“With the cost of living crisis continuing, and employers making targeted hires, starting salaries across both permanent and temporary placements are continuing to rise as competition to secure specific skills remains fierce. Medical and professional services specialists are amongst the most sought after skills that employers in London are struggling to recruit for on a permanent basis, whilst retail and hospitality staff are in high demand as the capital gears up for a busy Christmas. We’re also seeing a shortage of construction professionals and labourers in London.
“In order to attract, recruit and keep the highly skilled staff, London employers are facing tension between rising salaries and maintaining tight cost controls in their business.
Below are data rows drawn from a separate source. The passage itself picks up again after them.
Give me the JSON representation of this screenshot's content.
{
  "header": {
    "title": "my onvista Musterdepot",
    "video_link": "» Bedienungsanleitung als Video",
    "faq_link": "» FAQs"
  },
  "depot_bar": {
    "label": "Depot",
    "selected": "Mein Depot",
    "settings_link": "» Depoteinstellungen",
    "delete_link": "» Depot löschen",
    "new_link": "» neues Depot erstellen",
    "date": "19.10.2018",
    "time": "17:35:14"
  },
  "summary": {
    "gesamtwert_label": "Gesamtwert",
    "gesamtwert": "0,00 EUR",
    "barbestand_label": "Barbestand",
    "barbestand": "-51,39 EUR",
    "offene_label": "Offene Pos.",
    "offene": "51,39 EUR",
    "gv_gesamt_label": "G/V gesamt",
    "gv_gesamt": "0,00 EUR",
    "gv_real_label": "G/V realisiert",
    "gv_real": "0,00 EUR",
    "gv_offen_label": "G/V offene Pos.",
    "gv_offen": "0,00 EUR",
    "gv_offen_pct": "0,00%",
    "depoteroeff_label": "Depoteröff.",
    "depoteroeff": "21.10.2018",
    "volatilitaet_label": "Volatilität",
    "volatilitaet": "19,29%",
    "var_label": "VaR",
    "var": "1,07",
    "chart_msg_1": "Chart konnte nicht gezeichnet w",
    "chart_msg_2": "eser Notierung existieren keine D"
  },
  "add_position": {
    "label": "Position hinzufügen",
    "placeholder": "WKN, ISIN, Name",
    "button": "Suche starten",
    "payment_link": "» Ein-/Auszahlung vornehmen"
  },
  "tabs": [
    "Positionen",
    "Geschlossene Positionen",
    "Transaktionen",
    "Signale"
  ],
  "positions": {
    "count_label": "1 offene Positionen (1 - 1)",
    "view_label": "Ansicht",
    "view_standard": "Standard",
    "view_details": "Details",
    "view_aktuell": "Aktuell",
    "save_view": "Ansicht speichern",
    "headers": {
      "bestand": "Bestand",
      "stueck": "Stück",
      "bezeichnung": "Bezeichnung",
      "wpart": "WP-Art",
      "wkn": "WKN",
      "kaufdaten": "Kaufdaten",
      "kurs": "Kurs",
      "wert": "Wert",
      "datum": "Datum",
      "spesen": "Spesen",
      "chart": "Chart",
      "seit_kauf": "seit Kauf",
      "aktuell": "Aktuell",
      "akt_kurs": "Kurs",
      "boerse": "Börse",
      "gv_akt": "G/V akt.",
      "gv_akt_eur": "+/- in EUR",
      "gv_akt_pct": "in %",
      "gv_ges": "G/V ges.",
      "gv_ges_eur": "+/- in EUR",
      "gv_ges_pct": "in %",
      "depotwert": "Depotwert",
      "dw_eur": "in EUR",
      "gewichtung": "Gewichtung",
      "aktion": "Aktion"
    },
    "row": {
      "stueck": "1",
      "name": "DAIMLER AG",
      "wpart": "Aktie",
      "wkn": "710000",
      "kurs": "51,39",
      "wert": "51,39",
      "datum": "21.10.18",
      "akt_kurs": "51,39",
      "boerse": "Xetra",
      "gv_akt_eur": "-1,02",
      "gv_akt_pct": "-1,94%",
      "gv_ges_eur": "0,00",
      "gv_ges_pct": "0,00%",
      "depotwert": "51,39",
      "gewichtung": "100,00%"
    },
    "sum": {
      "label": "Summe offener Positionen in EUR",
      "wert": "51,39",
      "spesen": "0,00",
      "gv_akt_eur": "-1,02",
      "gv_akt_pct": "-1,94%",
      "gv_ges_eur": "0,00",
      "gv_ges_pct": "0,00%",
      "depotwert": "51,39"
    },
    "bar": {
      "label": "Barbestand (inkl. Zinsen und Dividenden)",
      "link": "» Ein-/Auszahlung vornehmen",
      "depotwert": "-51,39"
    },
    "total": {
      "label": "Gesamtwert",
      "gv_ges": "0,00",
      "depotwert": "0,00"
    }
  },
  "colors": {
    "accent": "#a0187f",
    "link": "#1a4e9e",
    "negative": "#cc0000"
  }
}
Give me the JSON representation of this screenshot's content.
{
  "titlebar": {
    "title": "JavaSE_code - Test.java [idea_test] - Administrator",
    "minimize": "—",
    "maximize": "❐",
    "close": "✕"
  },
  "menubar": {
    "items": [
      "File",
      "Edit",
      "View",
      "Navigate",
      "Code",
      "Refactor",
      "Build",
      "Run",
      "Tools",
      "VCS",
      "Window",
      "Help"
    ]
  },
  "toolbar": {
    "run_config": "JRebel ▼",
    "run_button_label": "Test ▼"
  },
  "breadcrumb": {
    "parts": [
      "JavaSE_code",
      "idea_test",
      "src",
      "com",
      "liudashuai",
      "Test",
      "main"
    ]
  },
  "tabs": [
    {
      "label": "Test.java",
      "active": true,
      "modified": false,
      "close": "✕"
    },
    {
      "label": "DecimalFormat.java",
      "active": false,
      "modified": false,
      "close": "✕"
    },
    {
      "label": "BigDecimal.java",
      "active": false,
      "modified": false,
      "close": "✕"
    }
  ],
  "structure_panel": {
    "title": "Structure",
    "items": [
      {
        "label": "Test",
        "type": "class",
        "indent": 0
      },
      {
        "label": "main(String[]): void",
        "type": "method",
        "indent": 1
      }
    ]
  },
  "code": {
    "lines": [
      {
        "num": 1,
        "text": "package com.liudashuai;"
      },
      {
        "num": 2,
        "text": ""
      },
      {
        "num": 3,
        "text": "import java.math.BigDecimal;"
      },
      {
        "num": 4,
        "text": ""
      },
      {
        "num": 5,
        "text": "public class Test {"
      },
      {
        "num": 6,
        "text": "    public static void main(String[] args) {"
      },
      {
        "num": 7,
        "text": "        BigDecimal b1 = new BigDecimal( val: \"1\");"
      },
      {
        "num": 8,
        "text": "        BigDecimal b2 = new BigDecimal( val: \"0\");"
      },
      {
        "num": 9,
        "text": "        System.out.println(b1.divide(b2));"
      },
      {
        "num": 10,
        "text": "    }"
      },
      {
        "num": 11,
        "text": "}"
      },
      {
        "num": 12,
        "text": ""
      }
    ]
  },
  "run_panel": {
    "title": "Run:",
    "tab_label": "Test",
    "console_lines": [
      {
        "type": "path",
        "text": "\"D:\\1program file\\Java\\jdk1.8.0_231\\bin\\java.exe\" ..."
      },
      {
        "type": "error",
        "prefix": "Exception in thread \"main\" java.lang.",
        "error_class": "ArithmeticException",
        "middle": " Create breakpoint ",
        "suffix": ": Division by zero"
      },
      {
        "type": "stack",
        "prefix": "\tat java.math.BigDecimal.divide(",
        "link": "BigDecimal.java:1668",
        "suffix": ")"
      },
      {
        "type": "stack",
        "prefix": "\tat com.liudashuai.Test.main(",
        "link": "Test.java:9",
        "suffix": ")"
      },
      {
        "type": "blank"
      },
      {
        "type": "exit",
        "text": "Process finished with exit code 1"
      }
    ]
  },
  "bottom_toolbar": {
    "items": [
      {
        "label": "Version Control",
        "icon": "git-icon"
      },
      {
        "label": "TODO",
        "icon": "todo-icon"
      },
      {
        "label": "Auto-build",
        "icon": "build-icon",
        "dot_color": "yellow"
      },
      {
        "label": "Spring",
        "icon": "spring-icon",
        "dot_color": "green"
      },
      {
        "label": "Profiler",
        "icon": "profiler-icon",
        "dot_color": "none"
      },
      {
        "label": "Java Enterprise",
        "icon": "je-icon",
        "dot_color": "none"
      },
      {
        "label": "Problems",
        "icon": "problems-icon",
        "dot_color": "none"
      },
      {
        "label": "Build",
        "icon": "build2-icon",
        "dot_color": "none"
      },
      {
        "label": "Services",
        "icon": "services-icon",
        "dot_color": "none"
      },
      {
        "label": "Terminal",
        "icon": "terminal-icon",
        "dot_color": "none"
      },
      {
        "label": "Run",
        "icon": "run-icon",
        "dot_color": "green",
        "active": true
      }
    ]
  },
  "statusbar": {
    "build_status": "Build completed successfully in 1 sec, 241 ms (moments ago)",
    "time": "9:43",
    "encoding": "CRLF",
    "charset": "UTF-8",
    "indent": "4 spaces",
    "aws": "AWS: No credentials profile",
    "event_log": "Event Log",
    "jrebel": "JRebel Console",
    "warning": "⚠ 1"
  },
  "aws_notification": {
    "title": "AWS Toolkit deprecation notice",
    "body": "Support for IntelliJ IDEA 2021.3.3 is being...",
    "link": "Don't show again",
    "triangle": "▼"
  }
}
“In general, supply and demand in the capital appears off balance as more people make themselves available for work, but fewer vacancies on offer. As we head to the end of the year, a rebalance in London’s labour market is needed to kick start growth and prompt economic recovery. More focus on reversing the deepening skills gap would be a step in the right direction in order to seize on the upturn when it comes.”
Neil Carberry, REC Chief Executive, said, “August is always a slower month for new permanent roles, but this has been exacerbated in 2023 by the lack of confidence to start the new hiring we saw among firms in the Spring. As inflation begins to drop, it is likely that firms will return to the market later in the year – employer surveys suggest confidence may be returning. But for now, the labour market has more slack than it has since the heights of the first lockdown. Firms continue to use temps to fill any short-run needs, with the moderate drop in August representing little change from the past few months.
“Recruiters routinely describe this sober overall picture as harder, but not necessarily bad. Vacancies are still in a half decent position.
“There are huge variations between sectors, too. Hospitality, Accounting and Healthcare continue to grow in demand, meaning employers are still experiencing shortages. Demand for permanent healthcare staff in London continues, and across the UK healthcare staffing demand has now risen for 37 months.
“In many of these sectors temporary staff are keeping employers going – including in the NHS, where agencies have been unfairly blamed for failures of training and procurement practice from NHS England. A focus on effective skills reform will be vital to addressing shortages overall in all the shortage sectors.
“With demand weakening, we see the drivers for rising pay being more to do with companies’ pay settlements for existing staff, rather than market demand. Those finding new jobs are benefitting from rises that many firms put in place for their teams earlier in the year. That said, data that covers the whole of the UK shows that pay pressures remain sharp for permanent workers in some sectors driven by ongoing shortages.”